Black Redstart

A little further on, a Robin-shaped bird attracted attention as it perched on the roof of an asbestos shed in an overgrown yard. Though anonymous in silhouette, the game was given away when its tail quivered, revealing it as a Black Redstart, a bird which breeds right the way from central China to W Europe, where it finds the Channel a disincentive. So once you cross the water, you can find it in almost every town and farm, but at RHNR we see them only on migration or in winter. It is a scarce breeder in England, preferring industrial and derelict sites to the (similar) rocky mountain habitat where it can be found right up to the snow-line, and a small number of pairs can be found between Cliff End and Hastings Town Centre. By the way, this one wasn’t Black but grey, a female or young male.

While we were watching this little bird, showing its red tail as it flickered around the black anchor across the road, there were Long-tailed Tits and Goldcrests foraging in the roadside Sycamores and Golden Plovers racing overhead.

Black-necked Grebe

We saw or heard 62 species – see the list below (not everyone sees everything) – including Marsh Harriers, Buzzards, Sparrowhawks, a Peregrine, Ravens, flocks of Fieldfares just in from Scandinavia and masses of wildfowl at Castle Water  including Shelduck – just back from moulting on safe sand-banks in Heligoland – and a Black-necked Grebe, first noted a couple of days ago. If it is the same individual – and its habits suggest so – it first arrived in March 2021 then sat in very much the same spot for the rest of the year, moulting into glamorous breeding plumage without finding a mate to be impressed by it. The bird remained throughout 2022 until this spring when it vanished – till now. Where has it been over the summer? Did it find love? This is another bird which can be found nesting from just outside Calais right into Central Asia but is scarce in England – mostly in the E & Central areas. It’s another example of how Rye Harbour is On The Edge.

Marsh Harrier

These walks are a convivial way to share information, knowledge and skills with everyone finding something to contribute, from an extra (maybe better) pair of eyes to the latest useful app or experience from different regions.
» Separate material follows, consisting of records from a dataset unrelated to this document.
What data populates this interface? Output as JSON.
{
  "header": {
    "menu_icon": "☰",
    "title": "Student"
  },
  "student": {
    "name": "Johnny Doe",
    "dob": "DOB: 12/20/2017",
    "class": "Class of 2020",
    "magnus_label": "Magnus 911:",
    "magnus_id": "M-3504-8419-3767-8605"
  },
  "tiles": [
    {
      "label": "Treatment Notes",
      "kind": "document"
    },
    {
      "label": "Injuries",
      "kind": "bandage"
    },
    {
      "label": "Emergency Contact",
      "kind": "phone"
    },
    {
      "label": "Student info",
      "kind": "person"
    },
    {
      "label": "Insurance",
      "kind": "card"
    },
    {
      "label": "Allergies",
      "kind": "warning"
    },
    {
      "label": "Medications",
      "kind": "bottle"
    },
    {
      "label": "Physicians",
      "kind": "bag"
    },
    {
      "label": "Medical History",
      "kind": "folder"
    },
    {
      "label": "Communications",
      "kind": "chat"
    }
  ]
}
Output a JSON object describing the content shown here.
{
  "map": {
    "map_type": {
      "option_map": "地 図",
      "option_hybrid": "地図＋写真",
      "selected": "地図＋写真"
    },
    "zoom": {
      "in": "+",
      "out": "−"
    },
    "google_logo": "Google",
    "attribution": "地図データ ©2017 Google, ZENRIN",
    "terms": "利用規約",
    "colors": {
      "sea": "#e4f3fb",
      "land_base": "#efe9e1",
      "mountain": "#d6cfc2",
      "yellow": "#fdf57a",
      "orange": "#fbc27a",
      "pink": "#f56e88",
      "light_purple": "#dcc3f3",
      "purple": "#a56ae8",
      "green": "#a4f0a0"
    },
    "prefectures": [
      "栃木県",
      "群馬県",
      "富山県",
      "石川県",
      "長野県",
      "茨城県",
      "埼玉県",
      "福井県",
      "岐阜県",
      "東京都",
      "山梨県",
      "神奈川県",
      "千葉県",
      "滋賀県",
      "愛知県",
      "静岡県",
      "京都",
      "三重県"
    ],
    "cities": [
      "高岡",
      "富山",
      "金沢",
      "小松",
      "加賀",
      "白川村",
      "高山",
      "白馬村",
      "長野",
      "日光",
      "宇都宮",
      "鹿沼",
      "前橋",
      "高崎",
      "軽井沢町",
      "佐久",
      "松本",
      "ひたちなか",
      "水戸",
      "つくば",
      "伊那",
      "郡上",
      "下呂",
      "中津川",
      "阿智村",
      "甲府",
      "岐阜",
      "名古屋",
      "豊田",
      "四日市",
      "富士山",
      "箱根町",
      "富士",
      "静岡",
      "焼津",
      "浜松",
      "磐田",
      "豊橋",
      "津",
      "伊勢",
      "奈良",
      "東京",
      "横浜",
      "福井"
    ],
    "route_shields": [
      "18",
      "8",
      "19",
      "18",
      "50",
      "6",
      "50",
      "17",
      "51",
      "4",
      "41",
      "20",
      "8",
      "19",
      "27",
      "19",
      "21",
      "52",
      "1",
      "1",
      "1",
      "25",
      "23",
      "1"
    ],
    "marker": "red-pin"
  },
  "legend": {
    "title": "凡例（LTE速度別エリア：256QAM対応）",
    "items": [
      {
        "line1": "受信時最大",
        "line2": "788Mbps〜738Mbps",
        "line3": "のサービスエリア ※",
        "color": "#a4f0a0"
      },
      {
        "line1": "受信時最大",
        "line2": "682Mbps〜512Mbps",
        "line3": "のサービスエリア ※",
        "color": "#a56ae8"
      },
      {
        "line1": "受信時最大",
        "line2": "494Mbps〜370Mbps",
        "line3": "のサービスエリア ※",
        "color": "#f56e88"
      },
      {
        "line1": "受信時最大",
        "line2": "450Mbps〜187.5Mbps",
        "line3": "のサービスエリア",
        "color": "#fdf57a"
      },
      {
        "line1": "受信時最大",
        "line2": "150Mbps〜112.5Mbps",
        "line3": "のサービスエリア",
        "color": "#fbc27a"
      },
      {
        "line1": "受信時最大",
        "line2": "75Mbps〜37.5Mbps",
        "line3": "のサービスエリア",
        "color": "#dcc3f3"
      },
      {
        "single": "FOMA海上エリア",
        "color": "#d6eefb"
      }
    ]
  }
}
Leaders do their best to make sure everyone sees or hears the birds, learns how to look for and identify them, understands what the birds are doing, where they’re from and where, if anywhere, they’re going.

https://app.bto.org/birdtrack/pubcon/shared?subId=SUB47721064